Material for the task section start

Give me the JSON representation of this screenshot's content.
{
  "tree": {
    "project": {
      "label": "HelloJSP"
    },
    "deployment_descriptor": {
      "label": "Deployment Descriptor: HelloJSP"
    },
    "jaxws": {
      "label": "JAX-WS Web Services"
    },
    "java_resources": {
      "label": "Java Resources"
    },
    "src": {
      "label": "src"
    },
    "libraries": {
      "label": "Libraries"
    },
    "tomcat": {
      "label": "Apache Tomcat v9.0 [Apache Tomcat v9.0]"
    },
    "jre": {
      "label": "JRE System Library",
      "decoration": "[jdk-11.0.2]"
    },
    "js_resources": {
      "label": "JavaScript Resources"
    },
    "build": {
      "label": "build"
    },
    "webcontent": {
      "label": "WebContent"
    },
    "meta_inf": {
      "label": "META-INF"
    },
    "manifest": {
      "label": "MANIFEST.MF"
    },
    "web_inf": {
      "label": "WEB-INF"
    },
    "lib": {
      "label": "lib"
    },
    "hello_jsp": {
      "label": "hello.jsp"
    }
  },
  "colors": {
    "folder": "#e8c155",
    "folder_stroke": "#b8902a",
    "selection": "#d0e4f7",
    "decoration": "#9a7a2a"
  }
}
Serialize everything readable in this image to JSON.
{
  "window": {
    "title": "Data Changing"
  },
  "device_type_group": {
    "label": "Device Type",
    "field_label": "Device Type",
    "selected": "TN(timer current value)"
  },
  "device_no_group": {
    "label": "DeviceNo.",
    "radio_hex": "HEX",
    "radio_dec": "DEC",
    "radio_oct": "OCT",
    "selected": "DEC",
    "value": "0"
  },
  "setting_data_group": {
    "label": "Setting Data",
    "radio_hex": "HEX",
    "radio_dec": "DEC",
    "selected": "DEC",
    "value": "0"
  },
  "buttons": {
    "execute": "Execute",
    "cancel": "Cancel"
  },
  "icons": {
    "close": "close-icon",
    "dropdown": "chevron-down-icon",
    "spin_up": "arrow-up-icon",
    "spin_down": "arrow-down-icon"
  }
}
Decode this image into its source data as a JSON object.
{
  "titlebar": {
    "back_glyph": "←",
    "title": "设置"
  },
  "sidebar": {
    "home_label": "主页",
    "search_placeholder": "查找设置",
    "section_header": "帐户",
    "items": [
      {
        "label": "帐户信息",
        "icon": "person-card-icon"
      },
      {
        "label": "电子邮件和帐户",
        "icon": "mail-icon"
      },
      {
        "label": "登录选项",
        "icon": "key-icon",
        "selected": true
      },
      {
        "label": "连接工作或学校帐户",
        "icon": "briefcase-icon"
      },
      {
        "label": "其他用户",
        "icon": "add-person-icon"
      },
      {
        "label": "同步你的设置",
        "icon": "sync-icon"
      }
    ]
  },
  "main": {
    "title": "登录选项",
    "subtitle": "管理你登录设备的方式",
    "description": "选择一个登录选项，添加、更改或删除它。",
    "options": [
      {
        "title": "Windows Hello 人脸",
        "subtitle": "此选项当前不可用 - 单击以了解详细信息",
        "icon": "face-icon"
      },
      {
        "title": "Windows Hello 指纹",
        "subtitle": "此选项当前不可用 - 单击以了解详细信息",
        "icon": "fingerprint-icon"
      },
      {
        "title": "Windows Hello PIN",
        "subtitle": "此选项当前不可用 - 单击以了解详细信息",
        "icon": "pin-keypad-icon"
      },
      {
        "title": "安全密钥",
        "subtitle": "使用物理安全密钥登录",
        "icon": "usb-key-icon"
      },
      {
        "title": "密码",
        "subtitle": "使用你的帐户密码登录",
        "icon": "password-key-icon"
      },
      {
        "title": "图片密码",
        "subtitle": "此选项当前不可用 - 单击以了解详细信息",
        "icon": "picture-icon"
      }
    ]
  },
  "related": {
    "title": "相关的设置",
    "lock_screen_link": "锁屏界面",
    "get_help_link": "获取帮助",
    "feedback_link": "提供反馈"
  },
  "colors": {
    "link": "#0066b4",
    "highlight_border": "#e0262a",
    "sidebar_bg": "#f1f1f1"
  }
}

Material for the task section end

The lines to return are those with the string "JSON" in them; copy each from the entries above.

# [Your response]
Give me the JSON representation of this screenshot's content.
Serialize everything readable in this image to JSON.
Decode this image into its source data as a JSON object.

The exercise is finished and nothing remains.